One of the greatest things about the Corvette hobby is that there's room for-and acceptance of-all sorts of approaches to Corvette ownership. Perfect and correctly restored, or modified to suit one's personal preferences, a Vette is a Vette in the eyes of most enthusiasts. Some Corvette hobbyists, those with deep enough pockets, will have multiple examples of concours restorations and at least one plastic fantastic that has been built strictly to suit their individual tastes. Many of us of more modest means will own a "resto" (or a close-to-stock driver), then trade it off for the opportunity to build our personal vision of what a Corvette ought to be.
Rich and Barbara Lagasse of Enfield, Connecticut, have been down both sides of that particular road. Their first Corvette was a stock '80 L82 coupe, which was used regularly except during the worst of the winter seasons when the northeast's highways and byways were heavily salted. Their second Vette was a fully restored '66 big-block coupe with 17 options, including factory air and knock-offs. It consistently scored in the 99 percent range at NCRS events, earning numerous Top Flight awards in the process. But, in Rich's words, "We ended up treating it as a museum piece. It became more 'garage furniture' than something we could drive and enjoy." Ultimately, the award-winning '66 went to a new home, and Dick and Barbara decided to build a mid-year strictly to suit themselves.

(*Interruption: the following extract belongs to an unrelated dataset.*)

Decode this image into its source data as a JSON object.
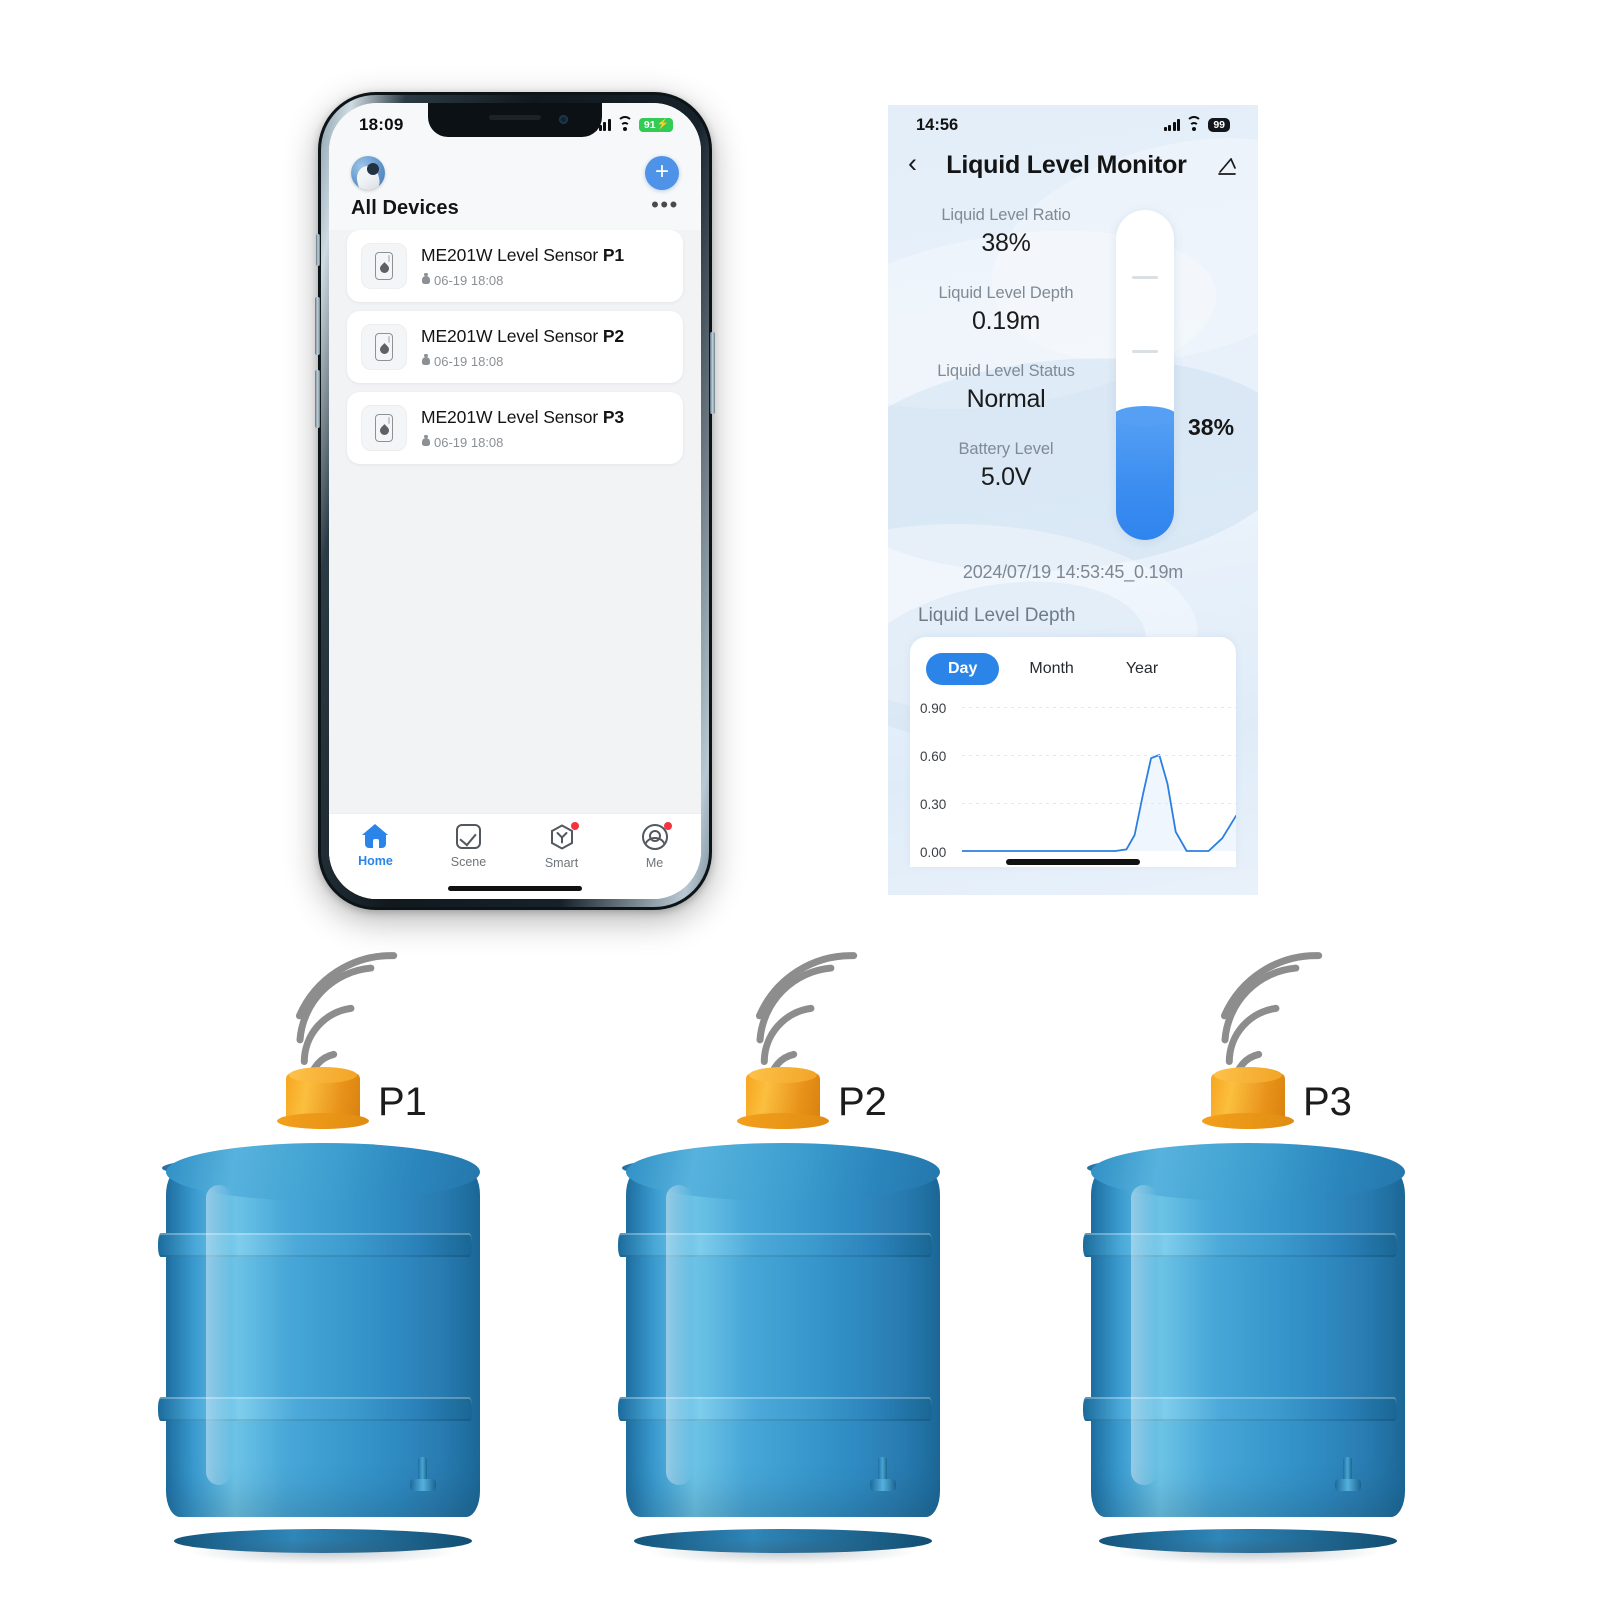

They found a solid but nondescript, non-numbers matching small-block '67 convertible that was in need of help and immediately laid out plans for a total makeover. "Our objective was to attain high levels of power, handling, and braking," says Rich. We wanted a high level of performance while retaining the classic nature of a mid-year Corvette."
With plans in hand, the Lagasses began a body-off "restification" that took just seven months to complete, thanks to having work progressing separately yet simultaneously on the chassis, powertrain, and body. Rich and Arthur Bonneau of Bunjie's Hot Rod Shop in Brimfield, Massachusetts, handled the chassis chores, painting and detailing the frame, plus setting it up with a full complement of suspension goodies (composite front and rear monoleaf springs, tubular front control arms, offset rear trailing arms, larger-than-stock diameter front and rear stabilizer bars, Carrera gas shocks, and polyurethane bushings). They also upgraded the factory four-wheel disc brakes with stainless steel-sleeved calipers and cross-drilled rotors, and set the freshly finished chassis on the ground with a set of 17 x 7 (front) and 17 x 8 (rear) American Racing Torq Thrust II five-spoke wheels wrapped in 205/50 and 235/45 BFG Comp TA ZRs.
Meanwhile, a GM Performance Parts 502/502 crate engine was treated to a balanced and blueprinted shortblock and ported heads, painted the same RM Diamont Specialized Red that would soon be gracing the body, and graced with an Edelbrock water pump, March Performance pulleys, an 850-cfm Holley, and a slew of Billet Specialty dress-up items. After the oversized "Rat motor" was slipped in position, Lagasse and Bonneau fitted it with a custom-made set of Sanderson's block-hugger headers that were destined to be connected to a pair of factory sidepipes. Rich and Arthur faced-and overcame-several challenges when it came time to bolt up a Hurst-shifted Richmond five-speed gearbox to the GMPP 502. These included modifying the trans crossmember to mount the tranny in a lower-than-normal position (to clear the stock tunnel) and setting up hydraulic actuation for the Dual Friction clutch (accomplished with components from McLeod), since the 502 block lacked provisions for a clutch linkage bellcrank.